GDV is not a case where you want to wait until after dinner to take your dog to the vet

It's certainly not one where you want to wait until the morning to "see your regular vet" or to "see if your dog is still acting strange." Bring your dog for immediate veterinary evaluation if you see a bloated appearance. If your regular veterinarian’s office is closed, bring you’re your dog immediately to the closest Animal ER. As you’ll learn in my Help! What Should I do If My Dog Bloats? article, there sadly isn’t anything you can safely or effectively do at home in these cases, immediate veterinary attention is the most important thing.  

I know that's a lot to digest (no pun intended—honestly). So, this concludes my explanation of the differences between canine bloat, torsion, and Gastric Dilatation and Volvulus. I hope you are now fully AWARE of these conditions. If you’re wondering if your dog is at risk, the short answer is that any dog can suffer from GDV. Read Is My Dog at Risk for Canine Bloat, Torsion, and GDV to learn more about the different factors that may increase your dog’s risk. Also check out these other articles for the signs you may see if your dog “bloats” and what you should do if your dog “bloats”!  

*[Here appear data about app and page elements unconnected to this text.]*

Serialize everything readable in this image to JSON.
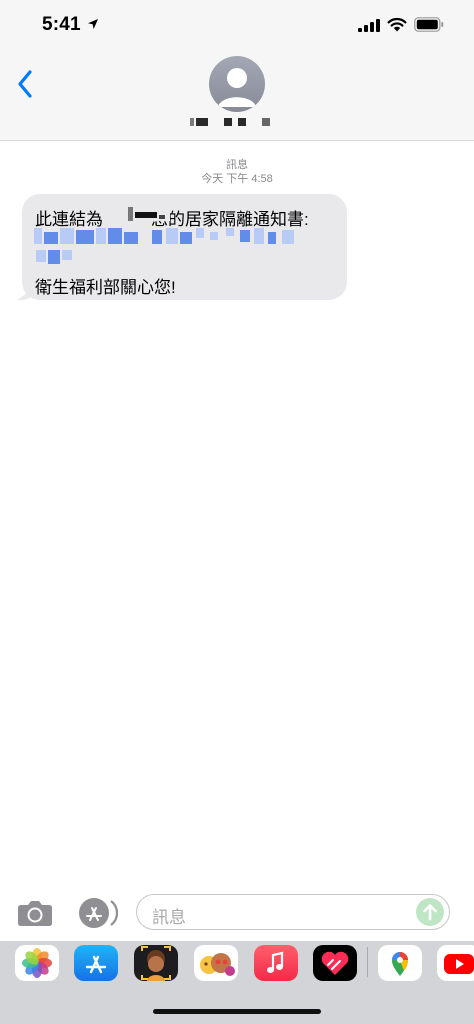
{
  "status_bar": {
    "time": "5:41",
    "icons": [
      "location-arrow-icon",
      "cellular-signal-icon",
      "wifi-icon",
      "battery-icon"
    ]
  },
  "header": {
    "back_icon": "chevron-left-icon",
    "avatar_icon": "person-placeholder-icon",
    "contact_name_redacted": true
  },
  "conversation": {
    "service_label": "訊息",
    "timestamp": "今天 下午 4:58",
    "message": {
      "line1": "此連結為 您的居家隔離通知書:",
      "line3": "衛生福利部關心您!",
      "name_redacted": true,
      "link_redacted": true
    }
  },
  "input_bar": {
    "camera_icon": "camera-icon",
    "apps_icon": "app-store-icon",
    "placeholder": "訊息",
    "send_icon": "send-arrow-icon"
  },
  "app_drawer": {
    "apps": [
      "photos-app-icon",
      "app-store-app-icon",
      "memoji-app-icon",
      "animoji-app-icon",
      "music-app-icon",
      "digital-touch-app-icon",
      "google-maps-app-icon",
      "youtube-app-icon"
    ]
  },
  "colors": {
    "accent": "#007aff",
    "bubble_received": "#e9e9eb",
    "meta_text": "#8a8a8e",
    "send_inactive": "#bfe6c4"
  }
}
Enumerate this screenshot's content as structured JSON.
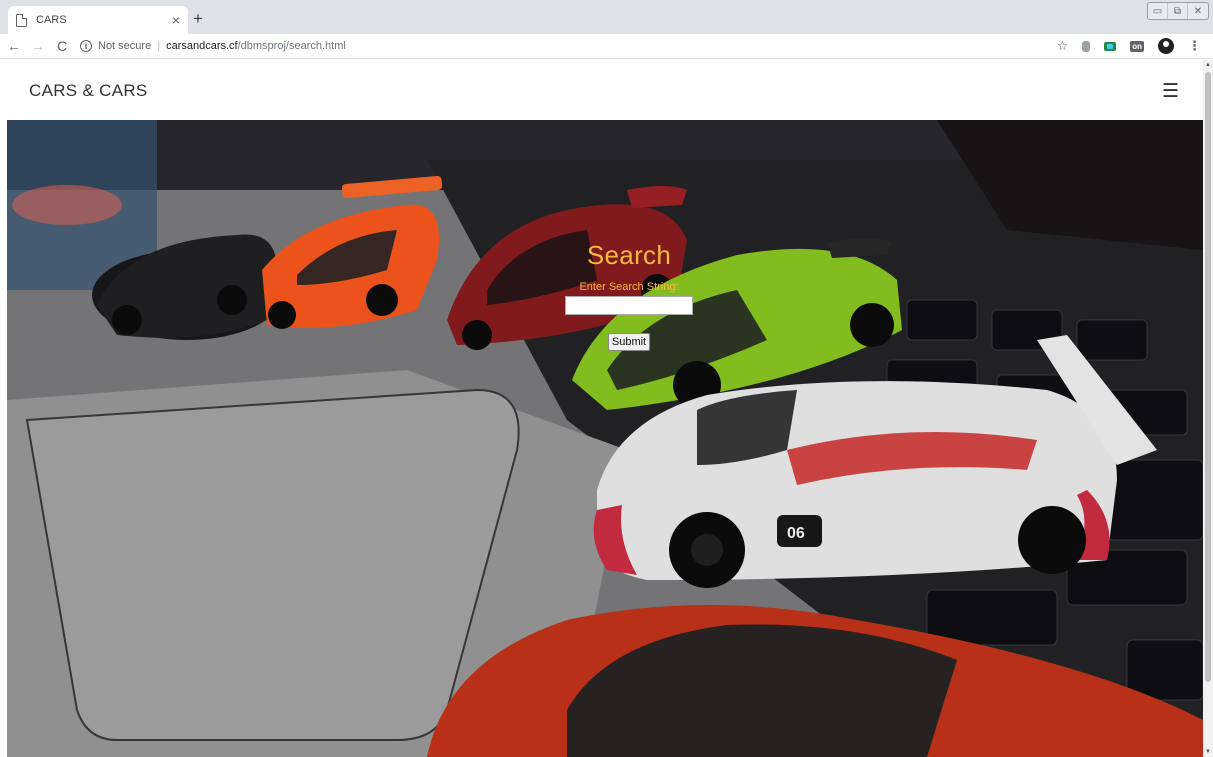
{
  "browser": {
    "tab_title": "CARS",
    "tab_close": "×",
    "new_tab": "+",
    "window_controls": [
      "▭",
      "⧉",
      "✕"
    ],
    "back": "←",
    "forward": "→",
    "reload": "C",
    "info": "i",
    "security_text": "Not secure",
    "separator": "|",
    "url_host": "carsandcars.cf",
    "url_path": "/dbmsproj/search.html",
    "star": "☆",
    "ext_on_label": "on",
    "menu": "⋮"
  },
  "site": {
    "brand": "CARS & CARS",
    "menu_icon": "☰"
  },
  "search": {
    "title": "Search",
    "label": "Enter Search String:",
    "input_value": "",
    "submit_label": "Submit"
  },
  "colors": {
    "accent": "#f4b942"
  },
  "scrollbar": {
    "up": "▲",
    "down": "▼"
  }
}
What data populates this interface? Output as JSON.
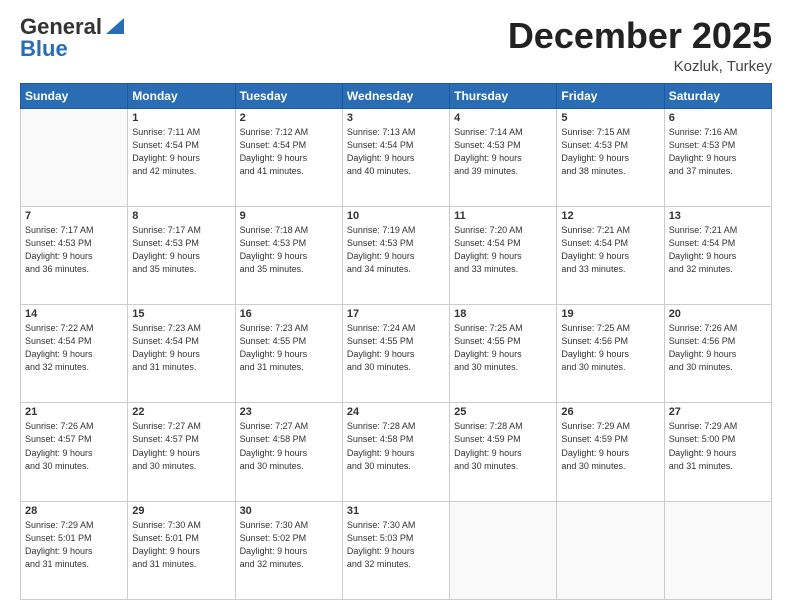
{
  "logo": {
    "line1": "General",
    "line2": "Blue"
  },
  "header": {
    "month": "December 2025",
    "location": "Kozluk, Turkey"
  },
  "weekdays": [
    "Sunday",
    "Monday",
    "Tuesday",
    "Wednesday",
    "Thursday",
    "Friday",
    "Saturday"
  ],
  "weeks": [
    [
      {
        "day": "",
        "info": ""
      },
      {
        "day": "1",
        "info": "Sunrise: 7:11 AM\nSunset: 4:54 PM\nDaylight: 9 hours\nand 42 minutes."
      },
      {
        "day": "2",
        "info": "Sunrise: 7:12 AM\nSunset: 4:54 PM\nDaylight: 9 hours\nand 41 minutes."
      },
      {
        "day": "3",
        "info": "Sunrise: 7:13 AM\nSunset: 4:54 PM\nDaylight: 9 hours\nand 40 minutes."
      },
      {
        "day": "4",
        "info": "Sunrise: 7:14 AM\nSunset: 4:53 PM\nDaylight: 9 hours\nand 39 minutes."
      },
      {
        "day": "5",
        "info": "Sunrise: 7:15 AM\nSunset: 4:53 PM\nDaylight: 9 hours\nand 38 minutes."
      },
      {
        "day": "6",
        "info": "Sunrise: 7:16 AM\nSunset: 4:53 PM\nDaylight: 9 hours\nand 37 minutes."
      }
    ],
    [
      {
        "day": "7",
        "info": "Sunrise: 7:17 AM\nSunset: 4:53 PM\nDaylight: 9 hours\nand 36 minutes."
      },
      {
        "day": "8",
        "info": "Sunrise: 7:17 AM\nSunset: 4:53 PM\nDaylight: 9 hours\nand 35 minutes."
      },
      {
        "day": "9",
        "info": "Sunrise: 7:18 AM\nSunset: 4:53 PM\nDaylight: 9 hours\nand 35 minutes."
      },
      {
        "day": "10",
        "info": "Sunrise: 7:19 AM\nSunset: 4:53 PM\nDaylight: 9 hours\nand 34 minutes."
      },
      {
        "day": "11",
        "info": "Sunrise: 7:20 AM\nSunset: 4:54 PM\nDaylight: 9 hours\nand 33 minutes."
      },
      {
        "day": "12",
        "info": "Sunrise: 7:21 AM\nSunset: 4:54 PM\nDaylight: 9 hours\nand 33 minutes."
      },
      {
        "day": "13",
        "info": "Sunrise: 7:21 AM\nSunset: 4:54 PM\nDaylight: 9 hours\nand 32 minutes."
      }
    ],
    [
      {
        "day": "14",
        "info": "Sunrise: 7:22 AM\nSunset: 4:54 PM\nDaylight: 9 hours\nand 32 minutes."
      },
      {
        "day": "15",
        "info": "Sunrise: 7:23 AM\nSunset: 4:54 PM\nDaylight: 9 hours\nand 31 minutes."
      },
      {
        "day": "16",
        "info": "Sunrise: 7:23 AM\nSunset: 4:55 PM\nDaylight: 9 hours\nand 31 minutes."
      },
      {
        "day": "17",
        "info": "Sunrise: 7:24 AM\nSunset: 4:55 PM\nDaylight: 9 hours\nand 30 minutes."
      },
      {
        "day": "18",
        "info": "Sunrise: 7:25 AM\nSunset: 4:55 PM\nDaylight: 9 hours\nand 30 minutes."
      },
      {
        "day": "19",
        "info": "Sunrise: 7:25 AM\nSunset: 4:56 PM\nDaylight: 9 hours\nand 30 minutes."
      },
      {
        "day": "20",
        "info": "Sunrise: 7:26 AM\nSunset: 4:56 PM\nDaylight: 9 hours\nand 30 minutes."
      }
    ],
    [
      {
        "day": "21",
        "info": "Sunrise: 7:26 AM\nSunset: 4:57 PM\nDaylight: 9 hours\nand 30 minutes."
      },
      {
        "day": "22",
        "info": "Sunrise: 7:27 AM\nSunset: 4:57 PM\nDaylight: 9 hours\nand 30 minutes."
      },
      {
        "day": "23",
        "info": "Sunrise: 7:27 AM\nSunset: 4:58 PM\nDaylight: 9 hours\nand 30 minutes."
      },
      {
        "day": "24",
        "info": "Sunrise: 7:28 AM\nSunset: 4:58 PM\nDaylight: 9 hours\nand 30 minutes."
      },
      {
        "day": "25",
        "info": "Sunrise: 7:28 AM\nSunset: 4:59 PM\nDaylight: 9 hours\nand 30 minutes."
      },
      {
        "day": "26",
        "info": "Sunrise: 7:29 AM\nSunset: 4:59 PM\nDaylight: 9 hours\nand 30 minutes."
      },
      {
        "day": "27",
        "info": "Sunrise: 7:29 AM\nSunset: 5:00 PM\nDaylight: 9 hours\nand 31 minutes."
      }
    ],
    [
      {
        "day": "28",
        "info": "Sunrise: 7:29 AM\nSunset: 5:01 PM\nDaylight: 9 hours\nand 31 minutes."
      },
      {
        "day": "29",
        "info": "Sunrise: 7:30 AM\nSunset: 5:01 PM\nDaylight: 9 hours\nand 31 minutes."
      },
      {
        "day": "30",
        "info": "Sunrise: 7:30 AM\nSunset: 5:02 PM\nDaylight: 9 hours\nand 32 minutes."
      },
      {
        "day": "31",
        "info": "Sunrise: 7:30 AM\nSunset: 5:03 PM\nDaylight: 9 hours\nand 32 minutes."
      },
      {
        "day": "",
        "info": ""
      },
      {
        "day": "",
        "info": ""
      },
      {
        "day": "",
        "info": ""
      }
    ]
  ]
}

I hope you've found this informative and easy to follow. Please share this information with your dog-owning friends and family. Hopefully they'll never need it, but they'll sure thank you for it if they do.

Please share your dog's GDV/Bloat experience in this short survey.

Share Your Dog's  Experience

The information you share will help us help many more dogs.
It's anonymous and will take 2–5 minutes.
Thank you!


Topics: Stomach Bloat, Torsion, Dog Emergency, GDV, Bloat

Looking to keep your dog happy, healthy, and safe?

10 Tips eBook by Dr. Jason Nicholas

Take a look at these 10 Tips... your dog will thank you!

Photo Credit: Preventive Vet

Please do not ask emergency or other specific medical questions about your pets in the blog comments. As an online informational resource, Preventive Vet is unable to and does not provide specific medical advice or counseling. A thorough physical exam, patient history, and an established veterinary-patient-client relationship is required to provide specific medical advice. If you are worried that your pet is having an emergency or if you have specific medical questions related to your pet’s current or chronic medical conditions, please contact or visit your veterinarian, an animal-specific poison control hotline, or your local emergency veterinary care center.

Please share your experiences and stories, your opinions and feedback about this blog, or what you've learned that you'd like to share with others.